SANTA CRUZ DE TENERIFE, March 19 (EUROPA PRESS) –
Over the last two years, more than 300 residents of the Añaza neighborhood in Santa Cruz de Tenerife have joined the cleaning brigades and community groups of the ‘Living for others’ project, which Visocan has promoted more of 120 actions to improve common spaces and neighborhood ties in two iconic blocks in the area, popularly known as the Blue and Red buildings.
José Rodríguez, project technician and member of the International Cooperation NGO, has indicated that three years ago these two buildings were going through a very complex situation. In March 2021, the regional government, through the public company Visocan, acquired the two blocks to prevent them from being sold to a ‘vulture fund’. The process generated a climate of tension for the residents, who live on a social rental basis, and deteriorated relations within the community.
“When we arrived, we realized that the neighbors did not know each other, they had no relationship with each other. Some did not speak to each other and the problems festered without anyone offering a solution,” Rodríguez explained. It was then that the NGO Cooperación Internacional proposed to Visocan to create a community intervention project. First they listened to all the tenants and then they mediated to resolve “the conflicts”. In addition, they also took their demands into account and promoted their social participation actions.
“We were clear that the protagonists should be the neighbors and that the project had to be horizontal, that is, they had to present the proposals and say where we started working.” This is how ‘Añaza Living for others’ was born in March 2021.
To repair the damage and strengthen ties between the neighbors, the NGO, with the support of VISOCAN, proposed setting up three brigades: one for cleaning, one for gardens and another for painting. Together they have carried out more than 120 actions in just two years.
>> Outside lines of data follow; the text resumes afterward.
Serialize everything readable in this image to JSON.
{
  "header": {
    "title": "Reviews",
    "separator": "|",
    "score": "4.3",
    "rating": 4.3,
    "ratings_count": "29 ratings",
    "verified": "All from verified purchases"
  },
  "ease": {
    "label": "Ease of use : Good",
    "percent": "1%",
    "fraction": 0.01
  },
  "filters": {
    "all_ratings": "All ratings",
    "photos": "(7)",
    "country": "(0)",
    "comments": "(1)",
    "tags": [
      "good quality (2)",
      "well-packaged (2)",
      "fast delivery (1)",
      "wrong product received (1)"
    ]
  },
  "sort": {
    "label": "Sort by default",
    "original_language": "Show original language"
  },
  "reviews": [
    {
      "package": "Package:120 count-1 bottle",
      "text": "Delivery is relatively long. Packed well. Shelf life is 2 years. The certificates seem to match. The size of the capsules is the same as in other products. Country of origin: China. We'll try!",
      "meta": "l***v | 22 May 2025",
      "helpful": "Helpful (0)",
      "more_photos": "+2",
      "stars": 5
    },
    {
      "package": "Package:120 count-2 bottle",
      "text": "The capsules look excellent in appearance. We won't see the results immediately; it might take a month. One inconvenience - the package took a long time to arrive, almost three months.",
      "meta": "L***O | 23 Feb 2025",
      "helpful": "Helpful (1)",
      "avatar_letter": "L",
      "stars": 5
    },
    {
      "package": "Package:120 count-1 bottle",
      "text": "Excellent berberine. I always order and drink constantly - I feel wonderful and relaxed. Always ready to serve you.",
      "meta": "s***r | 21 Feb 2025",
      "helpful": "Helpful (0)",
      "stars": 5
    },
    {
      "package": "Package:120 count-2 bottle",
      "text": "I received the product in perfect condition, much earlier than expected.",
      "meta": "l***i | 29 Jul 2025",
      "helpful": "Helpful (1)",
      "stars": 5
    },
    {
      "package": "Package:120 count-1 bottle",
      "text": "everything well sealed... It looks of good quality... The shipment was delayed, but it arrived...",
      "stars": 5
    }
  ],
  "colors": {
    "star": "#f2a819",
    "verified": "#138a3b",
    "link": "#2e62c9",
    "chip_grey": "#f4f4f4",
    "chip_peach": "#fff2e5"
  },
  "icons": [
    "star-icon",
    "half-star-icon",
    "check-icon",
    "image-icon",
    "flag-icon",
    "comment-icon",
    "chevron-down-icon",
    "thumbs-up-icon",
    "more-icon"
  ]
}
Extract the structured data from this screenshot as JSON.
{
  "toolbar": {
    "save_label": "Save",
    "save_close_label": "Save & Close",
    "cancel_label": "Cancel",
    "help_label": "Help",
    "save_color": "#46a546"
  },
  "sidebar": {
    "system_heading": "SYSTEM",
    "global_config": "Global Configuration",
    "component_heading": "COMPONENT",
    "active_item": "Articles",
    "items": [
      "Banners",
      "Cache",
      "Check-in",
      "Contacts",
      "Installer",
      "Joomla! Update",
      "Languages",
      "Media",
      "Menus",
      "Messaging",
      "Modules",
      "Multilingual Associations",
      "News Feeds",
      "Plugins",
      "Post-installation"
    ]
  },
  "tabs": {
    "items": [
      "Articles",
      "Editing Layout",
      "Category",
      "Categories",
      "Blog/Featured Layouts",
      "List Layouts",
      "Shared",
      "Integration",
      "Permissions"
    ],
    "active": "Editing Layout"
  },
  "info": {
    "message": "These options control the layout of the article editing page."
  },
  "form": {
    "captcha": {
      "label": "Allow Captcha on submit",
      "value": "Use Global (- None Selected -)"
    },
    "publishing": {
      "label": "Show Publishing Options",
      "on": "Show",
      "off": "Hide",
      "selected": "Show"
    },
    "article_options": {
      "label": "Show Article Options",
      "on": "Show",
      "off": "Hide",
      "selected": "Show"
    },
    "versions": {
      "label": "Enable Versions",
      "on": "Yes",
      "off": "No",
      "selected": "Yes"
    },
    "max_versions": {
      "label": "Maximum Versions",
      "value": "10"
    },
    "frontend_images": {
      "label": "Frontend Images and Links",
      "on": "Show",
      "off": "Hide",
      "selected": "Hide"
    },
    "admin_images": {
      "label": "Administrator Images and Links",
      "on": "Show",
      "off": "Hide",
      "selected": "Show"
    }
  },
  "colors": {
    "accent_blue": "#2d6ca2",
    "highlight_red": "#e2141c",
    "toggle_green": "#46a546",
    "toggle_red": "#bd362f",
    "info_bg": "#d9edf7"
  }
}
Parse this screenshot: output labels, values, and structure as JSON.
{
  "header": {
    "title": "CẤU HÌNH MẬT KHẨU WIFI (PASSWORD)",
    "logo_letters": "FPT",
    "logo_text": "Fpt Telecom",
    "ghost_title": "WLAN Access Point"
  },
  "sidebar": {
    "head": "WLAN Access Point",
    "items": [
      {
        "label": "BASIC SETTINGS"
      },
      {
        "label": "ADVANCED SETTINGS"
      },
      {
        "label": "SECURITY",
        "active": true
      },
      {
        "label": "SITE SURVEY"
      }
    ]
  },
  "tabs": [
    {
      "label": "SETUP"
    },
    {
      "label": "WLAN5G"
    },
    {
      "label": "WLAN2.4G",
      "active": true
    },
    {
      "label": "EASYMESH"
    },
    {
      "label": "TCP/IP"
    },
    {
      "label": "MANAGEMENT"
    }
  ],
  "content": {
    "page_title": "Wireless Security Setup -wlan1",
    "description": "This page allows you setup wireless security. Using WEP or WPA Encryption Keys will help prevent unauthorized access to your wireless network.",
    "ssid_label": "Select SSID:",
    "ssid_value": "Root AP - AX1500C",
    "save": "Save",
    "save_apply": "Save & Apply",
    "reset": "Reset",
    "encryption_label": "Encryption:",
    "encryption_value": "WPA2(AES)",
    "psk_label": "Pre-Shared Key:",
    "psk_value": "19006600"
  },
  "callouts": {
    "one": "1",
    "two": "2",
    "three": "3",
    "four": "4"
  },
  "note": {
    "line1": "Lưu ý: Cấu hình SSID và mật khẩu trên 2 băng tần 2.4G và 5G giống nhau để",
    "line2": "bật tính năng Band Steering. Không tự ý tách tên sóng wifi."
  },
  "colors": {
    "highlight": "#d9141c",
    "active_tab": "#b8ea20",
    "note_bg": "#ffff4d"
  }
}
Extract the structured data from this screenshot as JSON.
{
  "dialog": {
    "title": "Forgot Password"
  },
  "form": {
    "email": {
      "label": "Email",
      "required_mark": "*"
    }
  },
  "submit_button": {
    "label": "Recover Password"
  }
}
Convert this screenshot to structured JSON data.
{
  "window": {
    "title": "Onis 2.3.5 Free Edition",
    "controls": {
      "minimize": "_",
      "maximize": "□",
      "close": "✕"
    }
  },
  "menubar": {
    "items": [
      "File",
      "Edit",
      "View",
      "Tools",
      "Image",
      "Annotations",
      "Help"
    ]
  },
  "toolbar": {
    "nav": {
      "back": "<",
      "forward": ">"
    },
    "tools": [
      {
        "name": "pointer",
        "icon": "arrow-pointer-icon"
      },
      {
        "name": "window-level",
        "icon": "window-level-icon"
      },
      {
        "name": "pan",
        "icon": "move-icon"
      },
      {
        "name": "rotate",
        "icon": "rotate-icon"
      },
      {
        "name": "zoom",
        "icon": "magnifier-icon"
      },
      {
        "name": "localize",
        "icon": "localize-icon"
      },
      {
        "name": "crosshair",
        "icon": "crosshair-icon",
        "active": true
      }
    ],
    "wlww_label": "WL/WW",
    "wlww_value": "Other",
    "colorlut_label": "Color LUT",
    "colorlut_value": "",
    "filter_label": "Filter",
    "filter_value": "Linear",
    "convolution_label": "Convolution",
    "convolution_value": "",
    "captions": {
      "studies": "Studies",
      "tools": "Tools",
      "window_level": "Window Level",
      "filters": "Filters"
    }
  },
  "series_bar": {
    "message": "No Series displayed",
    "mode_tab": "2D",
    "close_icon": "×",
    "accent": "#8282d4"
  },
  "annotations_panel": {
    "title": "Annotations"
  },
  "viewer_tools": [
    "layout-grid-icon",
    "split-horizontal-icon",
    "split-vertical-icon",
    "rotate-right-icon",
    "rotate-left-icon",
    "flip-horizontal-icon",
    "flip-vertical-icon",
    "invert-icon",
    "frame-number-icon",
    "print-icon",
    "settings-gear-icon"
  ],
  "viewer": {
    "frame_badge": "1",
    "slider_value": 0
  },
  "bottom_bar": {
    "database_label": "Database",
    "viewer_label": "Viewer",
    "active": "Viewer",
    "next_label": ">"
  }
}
At first, organizing the residents was not an easy task, because there are 358 homes in total, 179 in the blue building and 179 in the red block. They considered that the best option was to create teams in each of the 16 portals, which they called “motor groups”. So far, they have managed to build eight. Each of them is made up of units of 10 to 15 residents who are in charge of identifying the needs in their portals and looking for solutions. With their actions, according to the technician, they have benefited some 179 families.
It is the residents themselves who detect the needs in their building, propose the initiatives and design the actions. “They collaborate by painting, cleaning the common areas and some are electricians, so they help when there are problems of this type. We have been rescuing the gardens, placing irrigation systems…”, said the coordinator.
Incidents are also passed on to Visocan, which “gets very involved in damage”, paying for repairs, elevator repairs or electrical problems. Rodríguez emphasized that the public company has supported the project from the beginning, despite the fact that in the Canary Islands it was an innovative initiative, since there are not many programs that promote social participation in housing. “His role has been fundamental,” insists the coach.*
For Rodríguez, the “jewel in the crown” of ‘Añaza Living for others’ is the group that they have created with the ‘smallest members of the household’, made up of 40 boys and girls. Through games, they teach them what participation is, how it can be developed and they generate small debates. “The truth is that it has been a complete success because they are going to be the future of this community and, from an early age, we are already sowing the seeds of learning to live together with respect and the importance of dialogue,” explains José Rodríguez.